I was always full of imagination. I liked to pretend because we lived out of town and from the age of nine, I was the only kid at home. My brothers and sister had already moved out and my parents no longer worked. My dad was retired from the Army, and mom was a housewife. When you have no siblings to play with at home, you come up with imaginative ways to entertain yourself. There were no video games, no 200 cable channels, no television in every room. Board games, Barbie Dolls, and puzzles were the extent of my entertainment at nine years old. I wrote stories, drew pictures, and spent my time pretending I was a princess, dancer, hunter, fireman, bus driver, and many other things. I remember jumping on all fours from couch to chair and told my mom I was a big cat like in the Jungle Book. I growled and acted as fierce as a nine year old in a red jumper could act as a jungle cat on a couch. She always smiled and walked away.
As I aged a few years, my exposure to elders in nursing homes and stories on the news changed my pretend games. I wondered what it would be like to be unable to walk like Andy Hardy’s dad in a wheelchair. I wondered what it would be like to be blind like Helen Keller. I walked around the house one Saturday feeling things with my eyes closed. I dressed, brushed my teeth, and ate with my eyes closed. Mom never said anything when I did these strange things. She was great at letting me pretend things.
I remember not using my right hand for a day. I wrote with my left, and tried to do everything else left handed. I used my toes to grab a pencil and write. Mom was entertained by this extreme behavior at times. It never lasted too long that she worried I needed a “special” doctor. I was home sick with ear infections a lot as a kid so she was used to my imagination. I created whole worlds with paper and pencils and my stuffed animals sitting in as my classroom or audience.

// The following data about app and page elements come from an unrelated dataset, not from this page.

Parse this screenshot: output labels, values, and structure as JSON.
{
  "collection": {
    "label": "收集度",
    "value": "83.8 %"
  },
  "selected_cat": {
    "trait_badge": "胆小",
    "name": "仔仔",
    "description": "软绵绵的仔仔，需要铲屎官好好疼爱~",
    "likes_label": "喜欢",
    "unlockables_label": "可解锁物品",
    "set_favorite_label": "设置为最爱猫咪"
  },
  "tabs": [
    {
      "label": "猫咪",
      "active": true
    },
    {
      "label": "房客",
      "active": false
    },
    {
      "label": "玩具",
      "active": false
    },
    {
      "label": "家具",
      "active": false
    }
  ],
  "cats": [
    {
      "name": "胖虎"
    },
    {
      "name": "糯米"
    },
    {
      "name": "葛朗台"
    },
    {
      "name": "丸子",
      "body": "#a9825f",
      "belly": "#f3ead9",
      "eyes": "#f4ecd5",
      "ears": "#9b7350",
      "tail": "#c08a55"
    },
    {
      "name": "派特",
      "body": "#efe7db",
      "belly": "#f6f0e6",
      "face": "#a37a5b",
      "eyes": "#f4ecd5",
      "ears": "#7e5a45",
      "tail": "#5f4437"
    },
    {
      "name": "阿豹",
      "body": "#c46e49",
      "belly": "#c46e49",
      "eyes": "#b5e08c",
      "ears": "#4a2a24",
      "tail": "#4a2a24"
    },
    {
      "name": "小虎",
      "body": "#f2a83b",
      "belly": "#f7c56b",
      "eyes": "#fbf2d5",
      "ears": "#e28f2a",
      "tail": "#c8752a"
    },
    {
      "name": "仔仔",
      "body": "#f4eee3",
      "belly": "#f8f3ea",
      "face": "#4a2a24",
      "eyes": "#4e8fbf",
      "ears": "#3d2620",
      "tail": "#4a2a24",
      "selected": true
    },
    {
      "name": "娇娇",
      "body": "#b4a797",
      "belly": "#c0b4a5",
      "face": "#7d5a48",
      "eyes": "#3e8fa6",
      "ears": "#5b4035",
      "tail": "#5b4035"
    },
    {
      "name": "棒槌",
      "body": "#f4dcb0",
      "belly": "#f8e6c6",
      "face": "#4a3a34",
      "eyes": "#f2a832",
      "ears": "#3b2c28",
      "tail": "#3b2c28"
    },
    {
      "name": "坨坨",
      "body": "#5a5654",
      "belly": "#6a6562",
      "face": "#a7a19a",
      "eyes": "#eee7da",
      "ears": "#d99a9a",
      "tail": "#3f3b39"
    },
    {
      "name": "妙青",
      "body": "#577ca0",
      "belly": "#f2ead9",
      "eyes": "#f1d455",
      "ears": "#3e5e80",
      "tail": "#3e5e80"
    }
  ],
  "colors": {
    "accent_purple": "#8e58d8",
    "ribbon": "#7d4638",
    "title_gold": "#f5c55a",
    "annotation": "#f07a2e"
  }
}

The empathy I learned by pretending gave me a clearer understanding of the need for patience later in life as a nurse. As I currently care for a stroke patient who has no use of her left hand, I remember that day as a child that I spent using only one hand and my feet all day to write, eat, and dress. Freedom of imagination led me to find out through pretending just what I could become in life and how limitless were my options.